One need not mention specifics pertaining to the ceremonial progression of any particular stepwell, as all are tantamount. A body simply enters from ground level, usually through a gateway of sorts, and is subsequently struck with the intricacy of stonework. Perhaps it is the skill of a painter, keen on perspective and deception, or a metalworker who has ensconced his work in stucco, but lo! This is sandstone, carved like lace, and standing yet after 500 years! The afternoon glare elicits the lace from its shadow, and as one descends the statues grow darker as the sun retreats. The alteration in temperature is palpable, along with the smell of mold and guano, which one winces at first whiff.
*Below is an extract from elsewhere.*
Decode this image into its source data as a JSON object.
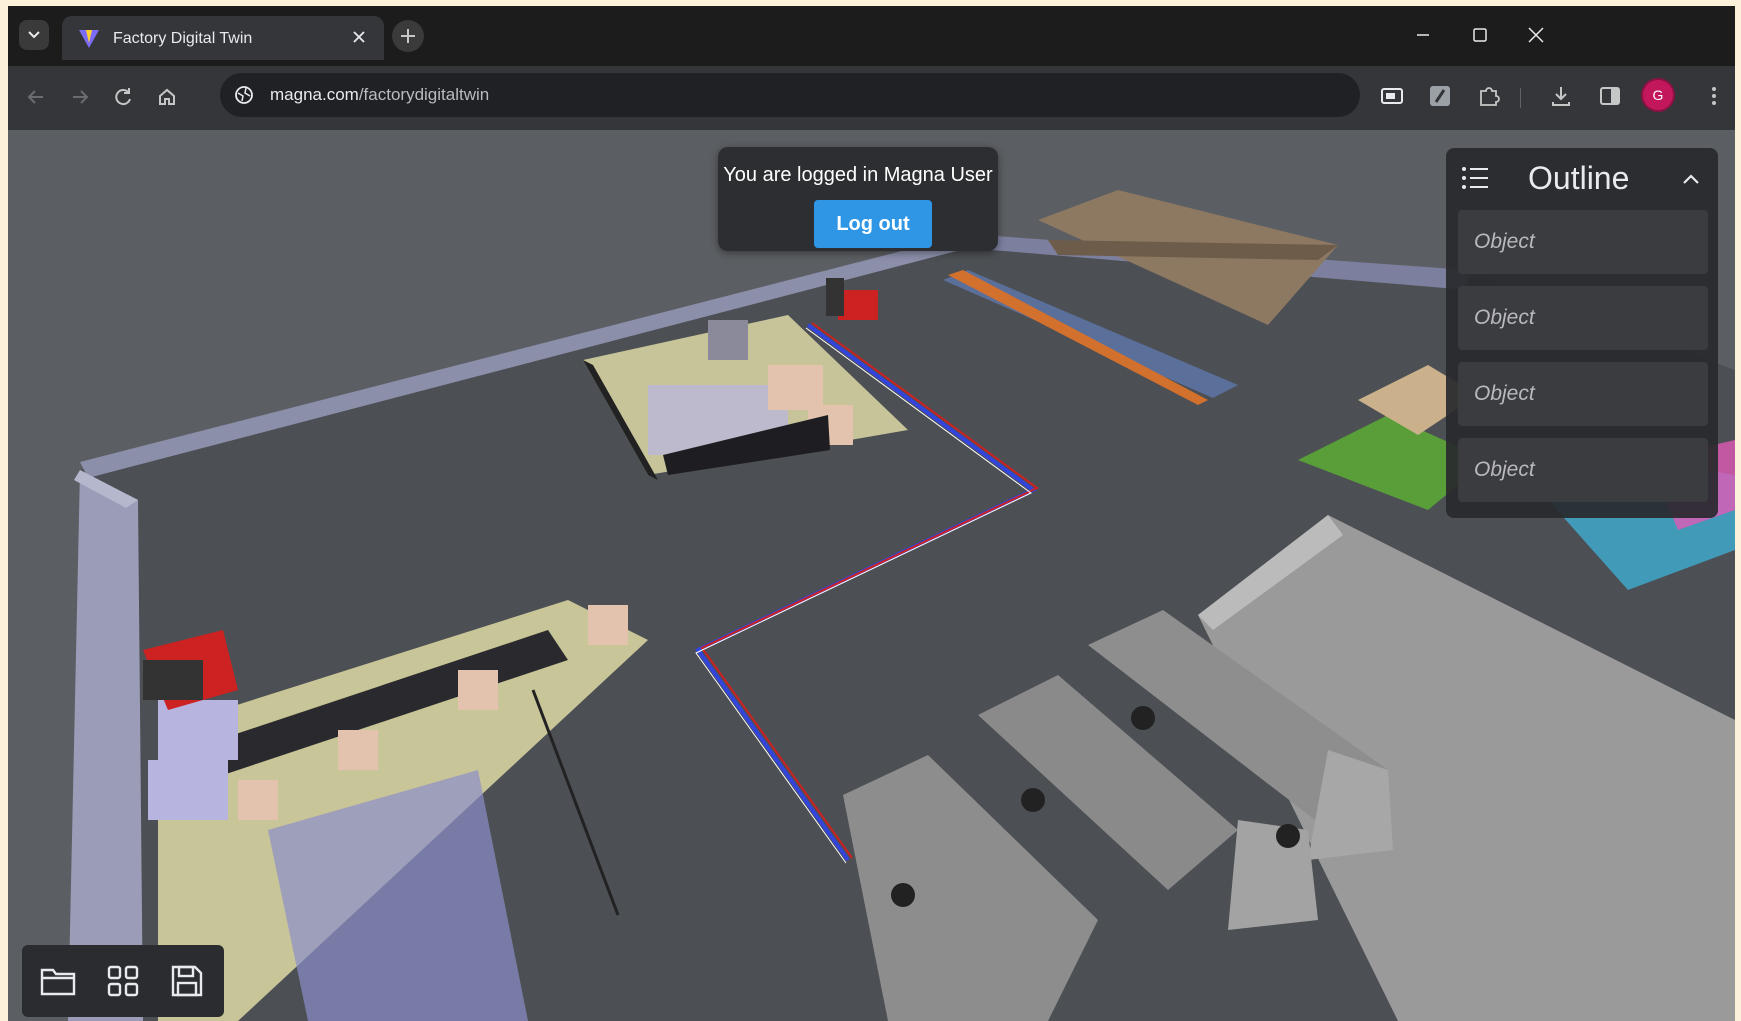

But the imagery is eerie and romantic, as diffused light cast shades of black on faces of countless deities. A certain stillness may be observed here, less the pigeons return from tour and spite ones tranquil meditation.
I cast a rupee into the black water of the well and made a wish, then preceded to dole out my bounty to a six-year-old girl and her four-year-old brother. I elicited the motion and they followed, though the little one called mulligan.
And for two of the three stepwells, the surrounding site was green and lush, like an American city park, irrigated as to allow such. Trees of moderate to small scales stand strewn about, their shady trunks a welcoming retreat for lovers and groups alike. But there is no grandiose monument to admire from afar, to gaze upon while sampling ones chai, or to pose valiantly as the buttress and savior of one leaning tower. This is no piazza Santa Croce. The highest point of the well wall stands but a few feet aloft the ground, and is as mundane and unintelligible as a garden ledge. It is the anti-monument.
Women descending Adalaj Vav
The common landing of the three entrance stairs of Adalaj Vav
The well, itself, lies dormant in a grand atrium
Rani ni Vav, the largest Stepwell in India
This colonnade in Dada Harir Vav is unwalkable, less one prefers a 4 story fall
Dada Harir Vav, as she lies in her semi-urban context
The lush retreat encompassing Adalaj Vav
An Indo Inquisition is a thirteen-week train expedition across India. The journey will document the influences of international modernism and British occupation, as well as compare the effects of wealth accumulation, culture, religion, and poverty with economic growth and their effect on the built environment.